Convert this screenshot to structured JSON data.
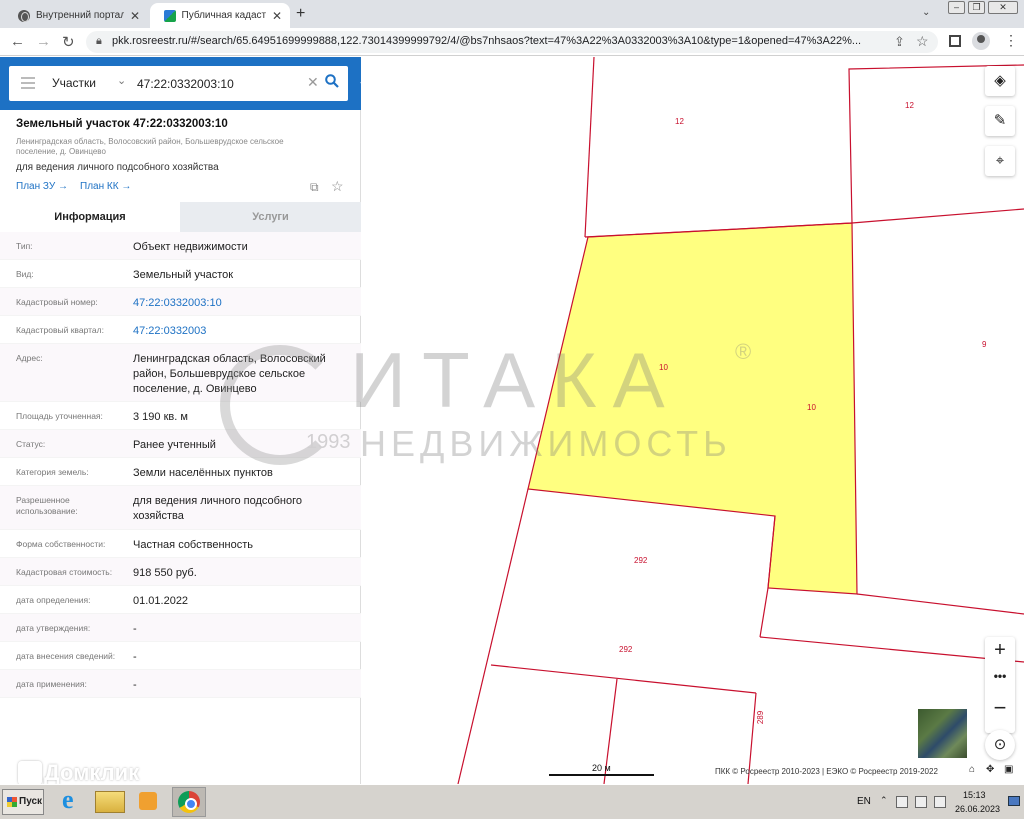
{
  "browser": {
    "tabs": [
      {
        "title": "Внутренний портал - Д",
        "active": false,
        "icon": "globe-icon"
      },
      {
        "title": "Публичная кадастрс",
        "active": true,
        "icon": "pkk-favicon"
      }
    ],
    "url": "pkk.rosreestr.ru/#/search/65.64951699999888,122.73014399999792/4/@bs7nhsaos?text=47%3A22%3A0332003%3A10&type=1&opened=47%3A22%..."
  },
  "search": {
    "type": "Участки",
    "query": "47:22:0332003:10"
  },
  "parcel": {
    "title": "Земельный участок 47:22:0332003:10",
    "address": "Ленинградская область, Волосовский район, Большеврудское сельское поселение, д. Овинцево",
    "purpose": "для ведения личного подсобного хозяйства",
    "links": [
      "План ЗУ →",
      "План КК →"
    ]
  },
  "tabs": {
    "info": "Информация",
    "services": "Услуги"
  },
  "rows": [
    {
      "k": "Тип:",
      "v": "Объект недвижимости",
      "link": false
    },
    {
      "k": "Вид:",
      "v": "Земельный участок",
      "link": false
    },
    {
      "k": "Кадастровый номер:",
      "v": "47:22:0332003:10",
      "link": true
    },
    {
      "k": "Кадастровый квартал:",
      "v": "47:22:0332003",
      "link": true
    },
    {
      "k": "Адрес:",
      "v": "Ленинградская область, Волосовский район, Большеврудское сельское поселение, д. Овинцево",
      "link": false
    },
    {
      "k": "Площадь уточненная:",
      "v": "3 190 кв. м",
      "link": false
    },
    {
      "k": "Статус:",
      "v": "Ранее учтенный",
      "link": false
    },
    {
      "k": "Категория земель:",
      "v": "Земли населённых пунктов",
      "link": false
    },
    {
      "k": "Разрешенное использование:",
      "v": "для ведения личного подсобного хозяйства",
      "link": false
    },
    {
      "k": "Форма собственности:",
      "v": "Частная собственность",
      "link": false
    },
    {
      "k": "Кадастровая стоимость:",
      "v": "918 550 руб.",
      "link": false
    },
    {
      "k": "дата определения:",
      "v": "01.01.2022",
      "link": false
    },
    {
      "k": "дата утверждения:",
      "v": "-",
      "link": false
    },
    {
      "k": "дата внесения сведений:",
      "v": "-",
      "link": false
    },
    {
      "k": "дата применения:",
      "v": "-",
      "link": false
    }
  ],
  "map": {
    "labels": [
      "12",
      "12",
      "10",
      "10",
      "9",
      "292",
      "292",
      "289"
    ],
    "scale": "20 м",
    "copyright": "ПКК © Росреестр 2010-2023 | ЕЭКО © Росреестр 2019-2022",
    "parcel_color": "#ffff80",
    "boundary_color": "#c8102e"
  },
  "watermark": {
    "name": "ИТАКА",
    "reg": "®",
    "sub": "НЕДВИЖИМОСТЬ",
    "year": "1993",
    "domclick": "Домклик"
  },
  "taskbar": {
    "start": "Пуск",
    "lang": "EN",
    "time": "15:13",
    "date": "26.06.2023"
  }
}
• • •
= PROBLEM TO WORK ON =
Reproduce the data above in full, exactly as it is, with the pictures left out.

= ANSWER FOR THE TASK =
Convert this screenshot to structured JSON data.
{
  "browser": {
    "tabs": [
      {
        "title": "Внутренний портал - Д",
        "active": false,
        "icon": "globe-icon"
      },
      {
        "title": "Публичная кадастрс",
        "active": true,
        "icon": "pkk-favicon"
      }
    ],
    "url": "pkk.rosreestr.ru/#/search/65.64951699999888,122.73014399999792/4/@bs7nhsaos?text=47%3A22%3A0332003%3A10&type=1&opened=47%3A22%..."
  },
  "search": {
    "type": "Участки",
    "query": "47:22:0332003:10"
  },
  "parcel": {
    "title": "Земельный участок 47:22:0332003:10",
    "address": "Ленинградская область, Волосовский район, Большеврудское сельское поселение, д. Овинцево",
    "purpose": "для ведения личного подсобного хозяйства",
    "links": [
      "План ЗУ →",
      "План КК →"
    ]
  },
  "tabs": {
    "info": "Информация",
    "services": "Услуги"
  },
  "rows": [
    {
      "k": "Тип:",
      "v": "Объект недвижимости",
      "link": false
    },
    {
      "k": "Вид:",
      "v": "Земельный участок",
      "link": false
    },
    {
      "k": "Кадастровый номер:",
      "v": "47:22:0332003:10",
      "link": true
    },
    {
      "k": "Кадастровый квартал:",
      "v": "47:22:0332003",
      "link": true
    },
    {
      "k": "Адрес:",
      "v": "Ленинградская область, Волосовский район, Большеврудское сельское поселение, д. Овинцево",
      "link": false
    },
    {
      "k": "Площадь уточненная:",
      "v": "3 190 кв. м",
      "link": false
    },
    {
      "k": "Статус:",
      "v": "Ранее учтенный",
      "link": false
    },
    {
      "k": "Категория земель:",
      "v": "Земли населённых пунктов",
      "link": false
    },
    {
      "k": "Разрешенное использование:",
      "v": "для ведения личного подсобного хозяйства",
      "link": false
    },
    {
      "k": "Форма собственности:",
      "v": "Частная собственность",
      "link": false
    },
    {
      "k": "Кадастровая стоимость:",
      "v": "918 550 руб.",
      "link": false
    },
    {
      "k": "дата определения:",
      "v": "01.01.2022",
      "link": false
    },
    {
      "k": "дата утверждения:",
      "v": "-",
      "link": false
    },
    {
      "k": "дата внесения сведений:",
      "v": "-",
      "link": false
    },
    {
      "k": "дата применения:",
      "v": "-",
      "link": false
    }
  ],
  "map": {
    "labels": [
      "12",
      "12",
      "10",
      "10",
      "9",
      "292",
      "292",
      "289"
    ],
    "scale": "20 м",
    "copyright": "ПКК © Росреестр 2010-2023 | ЕЭКО © Росреестр 2019-2022",
    "parcel_color": "#ffff80",
    "boundary_color": "#c8102e"
  },
  "watermark": {
    "name": "ИТАКА",
    "reg": "®",
    "sub": "НЕДВИЖИМОСТЬ",
    "year": "1993",
    "domclick": "Домклик"
  },
  "taskbar": {
    "start": "Пуск",
    "lang": "EN",
    "time": "15:13",
    "date": "26.06.2023"
  }
}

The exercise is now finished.